9

In the instant case, plaintiff seeks recovery based upon defendant's alleged negligence. This Court has previously noted that there is eminent authority in support of the proposition that issues of negligence are ordinarily not susceptible of summary adjudication, but should be resolved by trial in the ordinary manner. Aetna Insurance Company v. Cooper Wells & Company, 234 F.2d 342, 344 (6 Cir. 1956), citing 6 Moore's Federal Practice (2d ed.) 56.17(42) at p. 2232 and cases cited at note 4 therein. It is only in the exceptional negligence case that the rule should be invoked. Furlong v. Stichman, 24 F.R.D. 400 (D.C.S.D.N.Y.1959). And even where the trial judge reasonably may surmise that plaintiff is unlikely to prevail upon a trial, that is not a sufficient basis for refusing him his day in court with respect to issues which are not shown to be sham, frivolous, or so unsubstantial that it would obviously be futile to try them. Harl v. Acacia Mutual Life Insurance Company, 115 U.S.App.D.C. 166, 317 F.2d 577, 580 (1963) citing with approval Sprague v. Vogt, 150 F.2d 795, 801 (8 Cir. 1945).

10

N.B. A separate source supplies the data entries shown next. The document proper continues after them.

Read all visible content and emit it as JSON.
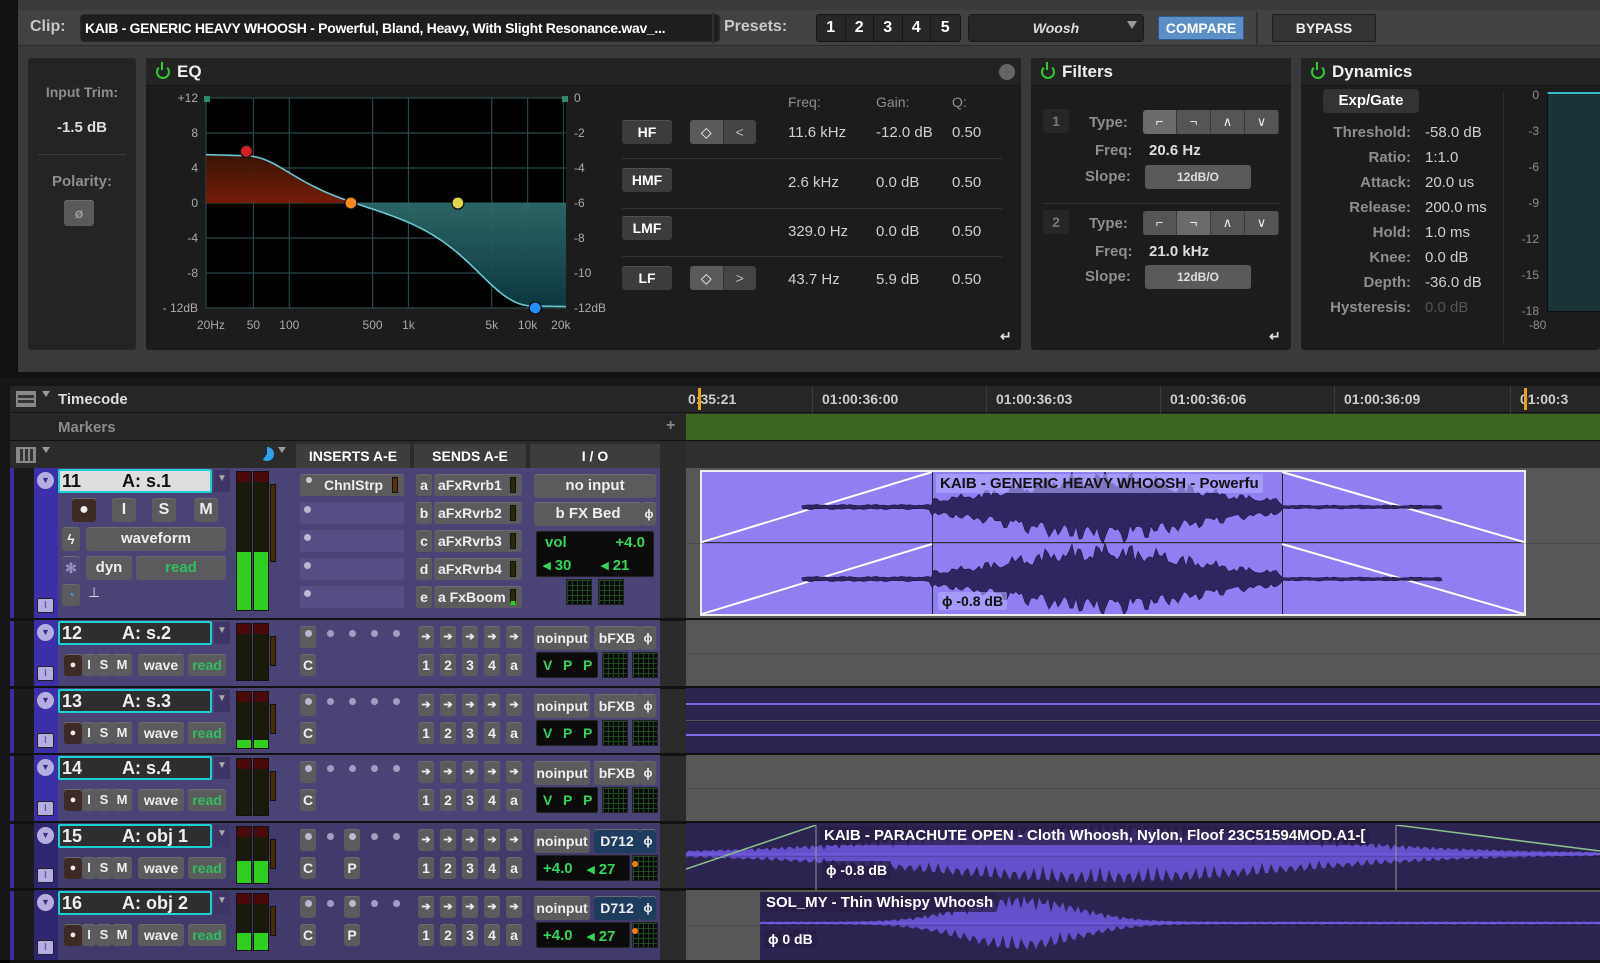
{
  "plugin": {
    "clip_label": "Clip:",
    "clip_name": "KAIB - GENERIC HEAVY WHOOSH - Powerful,  Bland, Heavy, With Slight Resonance.wav_...",
    "presets_label": "Presets:",
    "presets": [
      "1",
      "2",
      "3",
      "4",
      "5"
    ],
    "preset_selected": "Woosh",
    "compare_label": "COMPARE",
    "bypass_label": "BYPASS",
    "compare_color": "#5b8fc6",
    "input": {
      "trim_label": "Input Trim:",
      "trim_value": "-1.5 dB",
      "polarity_label": "Polarity:",
      "polarity_symbol": "ø"
    },
    "eq": {
      "title": "EQ",
      "enabled": true,
      "left_axis": [
        "+12",
        "8",
        "4",
        "0",
        "-4",
        "-8",
        "- 12dB"
      ],
      "right_axis": [
        "0",
        "-2",
        "-4",
        "-6",
        "-8",
        "-10",
        "-12dB"
      ],
      "freq_axis": [
        "20Hz",
        "50",
        "100",
        "500",
        "1k",
        "5k",
        "10k",
        "20k"
      ],
      "col_headers": {
        "freq": "Freq:",
        "gain": "Gain:",
        "q": "Q:"
      },
      "bands": [
        {
          "name": "HF",
          "freq": "11.6 kHz",
          "gain": "-12.0 dB",
          "q": "0.50",
          "shape_buttons": [
            "bell",
            "shelf-high"
          ],
          "node_color": "#1e90ff",
          "freq_hz": 11600,
          "gain_db": -12.0
        },
        {
          "name": "HMF",
          "freq": "2.6 kHz",
          "gain": "0.0 dB",
          "q": "0.50",
          "node_color": "#e0d84a",
          "freq_hz": 2600,
          "gain_db": 0.0
        },
        {
          "name": "LMF",
          "freq": "329.0 Hz",
          "gain": "0.0 dB",
          "q": "0.50",
          "node_color": "#ff8a1a",
          "freq_hz": 329,
          "gain_db": 0.0
        },
        {
          "name": "LF",
          "freq": "43.7 Hz",
          "gain": "5.9 dB",
          "q": "0.50",
          "shape_buttons": [
            "bell",
            "shelf-low"
          ],
          "node_color": "#d42020",
          "freq_hz": 43.7,
          "gain_db": 5.9
        }
      ]
    },
    "filters": {
      "title": "Filters",
      "enabled": true,
      "items": [
        {
          "index": "1",
          "type_label": "Type:",
          "freq_label": "Freq:",
          "freq": "20.6 Hz",
          "slope_label": "Slope:",
          "slope": "12dB/O",
          "selected_type": 0
        },
        {
          "index": "2",
          "type_label": "Type:",
          "freq_label": "Freq:",
          "freq": "21.0 kHz",
          "slope_label": "Slope:",
          "slope": "12dB/O",
          "selected_type": 1
        }
      ],
      "type_glyphs": [
        "⌐",
        "¬",
        "∧",
        "∨"
      ]
    },
    "dynamics": {
      "title": "Dynamics",
      "enabled": true,
      "mode": "Exp/Gate",
      "params": [
        {
          "label": "Threshold:",
          "value": "-58.0 dB"
        },
        {
          "label": "Ratio:",
          "value": "1:1.0"
        },
        {
          "label": "Attack:",
          "value": "20.0 us"
        },
        {
          "label": "Release:",
          "value": "200.0 ms"
        },
        {
          "label": "Hold:",
          "value": "1.0 ms"
        },
        {
          "label": "Knee:",
          "value": "0.0 dB"
        },
        {
          "label": "Depth:",
          "value": "-36.0 dB"
        },
        {
          "label": "Hysteresis:",
          "value": "0.0 dB",
          "disabled": true
        }
      ],
      "meter_scale": [
        "0",
        "-3",
        "-6",
        "-9",
        "-12",
        "-15",
        "-18"
      ],
      "meter_bottom": "-80"
    }
  },
  "edit": {
    "rulers": {
      "timecode": "Timecode",
      "markers": "Markers"
    },
    "column_headers": {
      "inserts": "INSERTS A-E",
      "sends": "SENDS A-E",
      "io": "I / O"
    },
    "timecodes": [
      "0:35:21",
      "01:00:36:00",
      "01:00:36:03",
      "01:00:36:06",
      "01:00:36:09",
      "01:00:3"
    ],
    "tracks": [
      {
        "num": "11",
        "name": "A: s.1",
        "selected": true,
        "view": "waveform",
        "dyn": "dyn",
        "automation": "read",
        "inserts": [
          "ChnlStrp",
          "",
          "",
          "",
          ""
        ],
        "sends": [
          {
            "l": "a",
            "n": "aFxRvrb1"
          },
          {
            "l": "b",
            "n": "aFxRvrb2"
          },
          {
            "l": "c",
            "n": "aFxRvrb3"
          },
          {
            "l": "d",
            "n": "aFxRvrb4"
          },
          {
            "l": "e",
            "n": "a FxBoom"
          }
        ],
        "input": "no input",
        "output": "b FX Bed",
        "vol_label": "vol",
        "vol": "+4.0",
        "pan_l": "30",
        "pan_r": "21",
        "clip": {
          "name": "KAIB - GENERIC HEAVY WHOOSH - Powerfu",
          "gain": "-0.8 dB"
        }
      },
      {
        "num": "12",
        "name": "A: s.2",
        "view": "wave",
        "automation": "read",
        "input": "noinput",
        "output": "bFXB",
        "disp": [
          "V",
          "P",
          "P"
        ]
      },
      {
        "num": "13",
        "name": "A: s.3",
        "view": "wave",
        "automation": "read",
        "input": "noinput",
        "output": "bFXB",
        "disp": [
          "V",
          "P",
          "P"
        ]
      },
      {
        "num": "14",
        "name": "A: s.4",
        "view": "wave",
        "automation": "read",
        "input": "noinput",
        "output": "bFXB",
        "disp": [
          "V",
          "P",
          "P"
        ]
      },
      {
        "num": "15",
        "name": "A: obj 1",
        "view": "wave",
        "automation": "read",
        "input": "noinput",
        "output": "D712",
        "vol": "+4.0",
        "pan": "27",
        "clip": {
          "name": "KAIB - PARACHUTE OPEN - Cloth Whoosh, Nylon, Floof 23C51594MOD.A1-[",
          "gain": "-0.8 dB"
        }
      },
      {
        "num": "16",
        "name": "A: obj 2",
        "view": "wave",
        "automation": "read",
        "input": "noinput",
        "output": "D712",
        "vol": "+4.0",
        "pan": "27",
        "clip": {
          "name": "SOL_MY - Thin Whispy Whoosh",
          "gain": "0 dB"
        }
      }
    ],
    "compact_buttons": {
      "rec": "●",
      "input": "I",
      "solo": "S",
      "mute": "M"
    },
    "send_numbers": [
      "1",
      "2",
      "3",
      "4",
      "a"
    ],
    "insert_c": "C",
    "insert_p": "P"
  }
}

We are of the opinion that this case requires a full inquiry into the facts under the usual trial procedure. From the record before us we cannot say that it is clear that 'there is no genuine issue as to any material fact.' Accordingly, the judgment entered below is vacated and the case is remanded for proceedings consistent with this opinion.